In his letter of endorsement, San Francisco Transportation Director and NACTO President-Elect Ed Reiskin said, “The challenge for San Francisco’s streets to safely accommodate current and future residents, workers and visitors within limited space requires a unique approach. The Urban Street Design Guide is consistent with the goals outlined in San Francisco’s Better Streets Plan and Pedestrian Strategy, part of the City’s broader effort to make San Francisco the most walkable city in North America.”
Wylie Bearup, City of Phoenix Street Transportation Director and NACTO Secretary, noted the Guide’s applicability to cities in all stages of development. “The Guide’s real success is its ability to serve as a roadmap for revitalizing older streetscapes. Cities of all sizes grappling with the challenge of making the transition to a complete street design that is safe, comfortable and enjoyable for all users will be greatly aided by the Guide’s interim design strategies and exhaustive examination of all streetscape elements, from sidewalks and speed humps to best practices for planning intersections.”

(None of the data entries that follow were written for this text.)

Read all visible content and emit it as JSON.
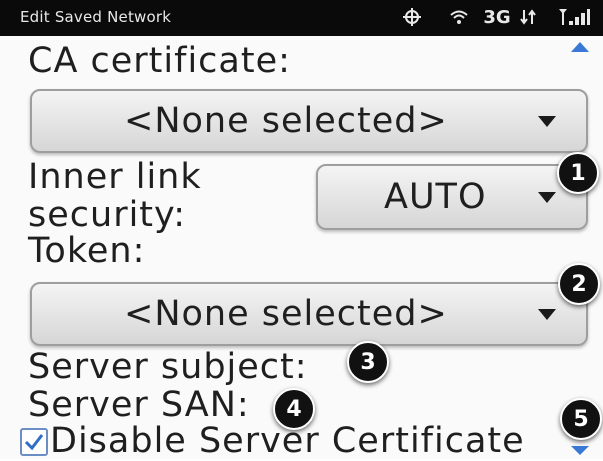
{
  "status_bar": {
    "title": "Edit Saved Network",
    "network_label": "3G",
    "gps_icon": "gps-crosshair-icon",
    "wifi_icon": "wifi-signal-icon",
    "transfer_icon": "data-transfer-icon",
    "signal_icon": "cell-signal-icon"
  },
  "form": {
    "ca_certificate_label": "CA certificate:",
    "ca_certificate_value": "<None selected>",
    "inner_link_label_line1": "Inner link",
    "inner_link_label_line2": "security:",
    "inner_link_value": "AUTO",
    "token_label": "Token:",
    "token_value": "<None selected>",
    "server_subject_label": "Server subject:",
    "server_san_label": "Server SAN:",
    "disable_cert_label": "Disable Server Certificate",
    "disable_cert_checked": true
  },
  "callouts": [
    "1",
    "2",
    "3",
    "4",
    "5"
  ],
  "colors": {
    "status_bg": "#0a0a0a",
    "accent_blue": "#3a78d6",
    "badge_bg": "#111111"
  }
}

The endorsement campaign for the Urban Street Design Guide will run through May 1, 2014. Letters of endorsement and city council resolutions supporting the Guide are available on NACTO’s website at nacto.org/urban-street-design-guide-endorsement-campaign/. Cities, states and counties interested in endorsing the Guide should contact David Vega-Barachowitz, Director of the Designing Cities initiative, at email@example.com or 646.628.3337.
NACTO is an association of 30 US cities formed to exchange transportation ideas, insights and practices and cooperatively approach national transportation issues. Members include Atlanta, Baltimore, Boston, Charlotte, Chicago, Denver, Detroit, Houston, Los Angeles, Minneapolis, New York, Philadelphia, Phoenix, Portland, San Diego, San Francisco, Seattle and Washington, DC. Affiliate members of NACTO include Arlington (VA), Austin, Burlington (VT), Cambridge, Hoboken, Indianapolis, Louisville, Memphis, Oakland, Salt Lake City, Somerville (MA), and Ventura (CA).
Released in September 2013, NACTO Urban Street Design Guide (nacto.org/usdg) charts the principles and practices of the nation’s foremost engineers, planners, and designers working in cities today. A blueprint for designing 21st century streets, the Guide unveils the toolbox and the tactics cities use to make streets safer, more livable, and more economically vibrant. The Guide outlines both a clear vision for complete streets and a basic road map for how to bring them to fruition.